You broke the silence after breaking my heart open,Intead of providing clarity, sometimes songwriters aiming for a poetic flow end up leaving the reader confused. Not so, with the Bowser lady. I sort of imagine this songwriter laboring over and analyzing every line and word until just the right image comes forth. That’s not to say her lyrics go down like sugar because they don’t. Skilled writing usually requires sweat. That which is created with pain often must be interpreted with some distress.
Katy Bowser is an original but is reminiscent of female singer/songwriters such as Sarah McLaughlin, Ani Difranco, Tori Amos, and Joan Baez. Growing up as a "military brat" in such diverse locations as Germany, New Orleans, Pennsylvania, Georgia, and DC might partially account for such diverse inclinations. Some reviewers have suggested influences as varied as folk, rock, country, and Celtic. You will certainly hear all that and more. If you listen intently enough, you will even hear an intermittent blues sway. Producer Russ Long (Sixpence None the Richer, Over the Rhine) recruited an impressive roster of supporting instrumentalists, but used their skills judiciously. The production is consistently sparse and clear. Rather than muddy and cluttered, we get a modest instrumental treatment. I was surprised to see the list of instruments used on this album. The list is much longer than I expected. Chris Donahue (Over the Rhine, Vigilantes of Love, Fleming and John), Ken Lewis (David Wilcox, Phil Keaggy), Chris Grafagnino (Wes Cunningham) and Kenny Meeks (Jan Krist, Phil Madeira, Sixpence None the Richer, Buddy Miller) and Matthew Perryman Jones all contribute. Even accomplished player Michael Aukofer, who has toured with Rich Mullins and Mitch McVicker, lent his hammered dulcimer talents to "Michigan".
Longing is best appreciated on an overcast day. Nearly every song, even those with words that might be considered cheerful in another context, assume an aura of wistful gloom. Bowser sings with such yearning and sincerity in this project, that any hint of joy, at best, seems subdued. This is evidenced primarily in the tone of her delivery, but also explicitly in the downhearted ambiance of the lyrics. Take "Chiffon Dress," an apparent optimistic ode to the future:
She’s got a chiffon dress that swings around. Two bare feet that barely touch the ground.Those words read hopeful and sunny. Listening to Bowser sing this song though sounds like something closer to a dirge. Here’s the curious thing. I downloaded and listened to Bowser’s live performance at Huntington College in Indiana. With the benefit of her song introductions and a jaunty, relaxed manner, the material seemed more upbeat. Contrasted with studio recordings, live performances are usually scintillating. That truism is demonstrated indelibly with Katy Bowser.

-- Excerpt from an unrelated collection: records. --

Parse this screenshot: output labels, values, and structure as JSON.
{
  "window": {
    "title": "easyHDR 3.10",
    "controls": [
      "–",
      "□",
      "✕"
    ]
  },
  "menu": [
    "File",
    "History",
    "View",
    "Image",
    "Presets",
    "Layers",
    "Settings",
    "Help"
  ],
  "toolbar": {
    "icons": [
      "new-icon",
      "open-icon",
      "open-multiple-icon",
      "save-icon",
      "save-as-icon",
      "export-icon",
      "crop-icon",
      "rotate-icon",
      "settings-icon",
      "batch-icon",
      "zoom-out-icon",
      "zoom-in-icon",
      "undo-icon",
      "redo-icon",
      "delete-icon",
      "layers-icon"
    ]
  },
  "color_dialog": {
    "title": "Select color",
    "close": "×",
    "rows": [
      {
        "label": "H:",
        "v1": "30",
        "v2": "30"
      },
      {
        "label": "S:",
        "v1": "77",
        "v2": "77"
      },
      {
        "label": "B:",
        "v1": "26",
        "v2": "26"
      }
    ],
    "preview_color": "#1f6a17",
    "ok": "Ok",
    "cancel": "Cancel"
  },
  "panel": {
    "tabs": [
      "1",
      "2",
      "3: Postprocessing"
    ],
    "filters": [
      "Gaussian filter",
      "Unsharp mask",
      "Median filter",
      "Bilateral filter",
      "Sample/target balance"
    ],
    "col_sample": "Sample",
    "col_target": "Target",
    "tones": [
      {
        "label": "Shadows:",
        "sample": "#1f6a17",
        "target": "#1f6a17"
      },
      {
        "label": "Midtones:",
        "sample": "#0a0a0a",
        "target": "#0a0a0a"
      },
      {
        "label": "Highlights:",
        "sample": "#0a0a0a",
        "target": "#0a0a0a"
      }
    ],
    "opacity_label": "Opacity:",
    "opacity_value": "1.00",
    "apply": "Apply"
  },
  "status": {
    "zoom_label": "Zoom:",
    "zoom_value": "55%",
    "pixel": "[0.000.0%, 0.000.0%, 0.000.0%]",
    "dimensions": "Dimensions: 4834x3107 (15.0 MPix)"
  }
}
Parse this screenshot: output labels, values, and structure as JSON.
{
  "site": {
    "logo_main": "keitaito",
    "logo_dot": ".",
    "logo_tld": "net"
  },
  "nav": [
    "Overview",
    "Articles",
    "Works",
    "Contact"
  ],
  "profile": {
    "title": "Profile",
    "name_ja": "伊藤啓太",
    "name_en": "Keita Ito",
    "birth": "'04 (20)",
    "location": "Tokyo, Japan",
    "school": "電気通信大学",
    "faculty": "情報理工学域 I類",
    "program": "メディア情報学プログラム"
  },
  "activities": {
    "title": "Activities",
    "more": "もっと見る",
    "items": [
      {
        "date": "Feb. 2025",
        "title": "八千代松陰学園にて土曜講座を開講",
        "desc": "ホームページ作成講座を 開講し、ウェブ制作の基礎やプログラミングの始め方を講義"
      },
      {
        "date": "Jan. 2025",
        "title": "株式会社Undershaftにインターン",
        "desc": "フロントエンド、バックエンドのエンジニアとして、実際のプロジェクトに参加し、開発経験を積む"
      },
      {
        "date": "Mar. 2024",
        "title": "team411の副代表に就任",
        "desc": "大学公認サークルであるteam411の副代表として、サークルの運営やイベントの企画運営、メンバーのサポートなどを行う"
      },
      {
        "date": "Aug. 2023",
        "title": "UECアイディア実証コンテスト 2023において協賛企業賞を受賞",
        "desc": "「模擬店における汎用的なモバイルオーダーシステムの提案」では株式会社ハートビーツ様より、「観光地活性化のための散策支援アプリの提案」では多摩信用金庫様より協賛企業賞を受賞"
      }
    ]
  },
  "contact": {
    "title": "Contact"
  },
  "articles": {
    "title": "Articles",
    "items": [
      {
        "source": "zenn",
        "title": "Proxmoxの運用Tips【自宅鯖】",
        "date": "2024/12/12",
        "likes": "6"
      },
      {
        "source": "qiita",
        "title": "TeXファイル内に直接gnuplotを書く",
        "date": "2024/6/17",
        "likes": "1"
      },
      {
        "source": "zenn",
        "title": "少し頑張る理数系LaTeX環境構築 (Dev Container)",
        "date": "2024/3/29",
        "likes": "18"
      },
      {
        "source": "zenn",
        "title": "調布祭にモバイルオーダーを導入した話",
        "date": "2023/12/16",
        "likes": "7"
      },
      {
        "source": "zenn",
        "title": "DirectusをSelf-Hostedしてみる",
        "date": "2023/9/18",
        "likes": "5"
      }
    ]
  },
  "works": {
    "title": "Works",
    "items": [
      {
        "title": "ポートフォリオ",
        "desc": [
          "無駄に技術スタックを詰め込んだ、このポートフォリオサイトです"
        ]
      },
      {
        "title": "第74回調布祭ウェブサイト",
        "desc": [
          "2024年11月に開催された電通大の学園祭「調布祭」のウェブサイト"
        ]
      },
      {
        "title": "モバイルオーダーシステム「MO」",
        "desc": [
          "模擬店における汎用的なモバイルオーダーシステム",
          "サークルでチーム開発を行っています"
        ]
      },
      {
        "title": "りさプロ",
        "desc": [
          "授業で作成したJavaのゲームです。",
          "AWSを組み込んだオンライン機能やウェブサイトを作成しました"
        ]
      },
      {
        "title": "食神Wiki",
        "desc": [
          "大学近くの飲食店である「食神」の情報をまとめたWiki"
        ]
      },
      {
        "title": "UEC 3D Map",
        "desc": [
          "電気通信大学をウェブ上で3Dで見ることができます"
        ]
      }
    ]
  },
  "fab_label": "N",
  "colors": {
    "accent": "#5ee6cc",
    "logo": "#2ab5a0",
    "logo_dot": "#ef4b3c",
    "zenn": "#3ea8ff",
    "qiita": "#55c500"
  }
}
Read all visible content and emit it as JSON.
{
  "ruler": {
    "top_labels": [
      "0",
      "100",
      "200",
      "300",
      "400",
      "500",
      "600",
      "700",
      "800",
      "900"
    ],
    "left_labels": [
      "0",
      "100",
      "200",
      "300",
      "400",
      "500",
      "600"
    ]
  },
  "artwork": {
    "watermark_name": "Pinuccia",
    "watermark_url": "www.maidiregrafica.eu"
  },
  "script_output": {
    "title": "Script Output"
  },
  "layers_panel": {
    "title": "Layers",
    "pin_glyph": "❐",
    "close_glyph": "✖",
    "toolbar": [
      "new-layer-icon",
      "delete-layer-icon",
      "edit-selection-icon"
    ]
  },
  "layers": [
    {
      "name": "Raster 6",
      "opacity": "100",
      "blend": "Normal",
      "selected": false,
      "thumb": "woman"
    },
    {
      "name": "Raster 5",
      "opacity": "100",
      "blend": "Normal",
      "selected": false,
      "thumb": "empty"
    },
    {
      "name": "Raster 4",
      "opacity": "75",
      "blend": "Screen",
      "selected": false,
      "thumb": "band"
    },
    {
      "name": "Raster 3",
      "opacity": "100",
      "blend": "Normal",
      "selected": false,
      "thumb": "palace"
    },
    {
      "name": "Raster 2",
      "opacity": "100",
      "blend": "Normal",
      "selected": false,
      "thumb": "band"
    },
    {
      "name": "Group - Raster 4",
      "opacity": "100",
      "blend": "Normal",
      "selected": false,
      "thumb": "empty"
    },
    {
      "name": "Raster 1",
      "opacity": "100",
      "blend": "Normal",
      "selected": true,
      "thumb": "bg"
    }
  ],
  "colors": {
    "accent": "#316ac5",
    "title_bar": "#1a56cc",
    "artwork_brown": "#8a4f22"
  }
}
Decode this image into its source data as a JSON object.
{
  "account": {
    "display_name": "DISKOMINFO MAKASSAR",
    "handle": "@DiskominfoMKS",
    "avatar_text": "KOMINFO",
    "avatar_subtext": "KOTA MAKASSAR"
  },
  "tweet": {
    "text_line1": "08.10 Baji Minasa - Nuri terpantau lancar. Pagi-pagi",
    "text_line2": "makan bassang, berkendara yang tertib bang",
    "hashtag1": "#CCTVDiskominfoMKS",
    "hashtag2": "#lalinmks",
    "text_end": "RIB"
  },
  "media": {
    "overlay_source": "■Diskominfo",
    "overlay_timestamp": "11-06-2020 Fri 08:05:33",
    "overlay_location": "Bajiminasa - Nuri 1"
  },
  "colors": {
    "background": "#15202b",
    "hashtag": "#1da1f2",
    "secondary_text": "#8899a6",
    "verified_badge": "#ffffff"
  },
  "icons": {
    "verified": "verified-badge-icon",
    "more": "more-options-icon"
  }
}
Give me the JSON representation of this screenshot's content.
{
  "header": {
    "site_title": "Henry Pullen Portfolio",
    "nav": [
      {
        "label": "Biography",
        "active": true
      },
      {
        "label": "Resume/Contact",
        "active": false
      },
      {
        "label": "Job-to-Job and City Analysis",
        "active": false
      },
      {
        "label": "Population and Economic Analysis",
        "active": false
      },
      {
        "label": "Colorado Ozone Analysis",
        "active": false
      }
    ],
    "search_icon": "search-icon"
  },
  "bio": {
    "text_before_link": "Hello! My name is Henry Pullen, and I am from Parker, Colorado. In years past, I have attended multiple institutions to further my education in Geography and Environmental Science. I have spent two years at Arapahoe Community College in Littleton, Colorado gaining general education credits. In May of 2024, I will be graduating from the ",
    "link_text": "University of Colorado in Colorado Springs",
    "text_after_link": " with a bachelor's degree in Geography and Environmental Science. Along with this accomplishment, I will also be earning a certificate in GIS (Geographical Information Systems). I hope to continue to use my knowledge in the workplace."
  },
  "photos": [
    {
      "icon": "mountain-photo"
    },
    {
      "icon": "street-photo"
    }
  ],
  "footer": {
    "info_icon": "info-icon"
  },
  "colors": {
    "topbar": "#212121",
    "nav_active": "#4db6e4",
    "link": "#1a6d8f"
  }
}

"Idol Song" is the only selection with any kind of kick. It flat out rocks (I told you the music was eclectic). Ironically, in a song dealing with the serious subject matter of worldly influences, Bowser actually sings with more enthusiasm and delight than with any other song on the album. It sounds like she is cutting the musical chains that bind her.
Katy Bowser’s musical style isn’t "in your face." For me, it was an acquired taste. I’ve got to believe she is a complex, thoughtful, poetic, substantial person. It takes time and patience to know and appreciate people and artists of that ilk. Yet, there is a massive payoff. Rather than forgettable, disposable, surface pap, we have a serious, profound work that will offer fresh insight and truth with each listen.
Curt McLey, February 24, 2002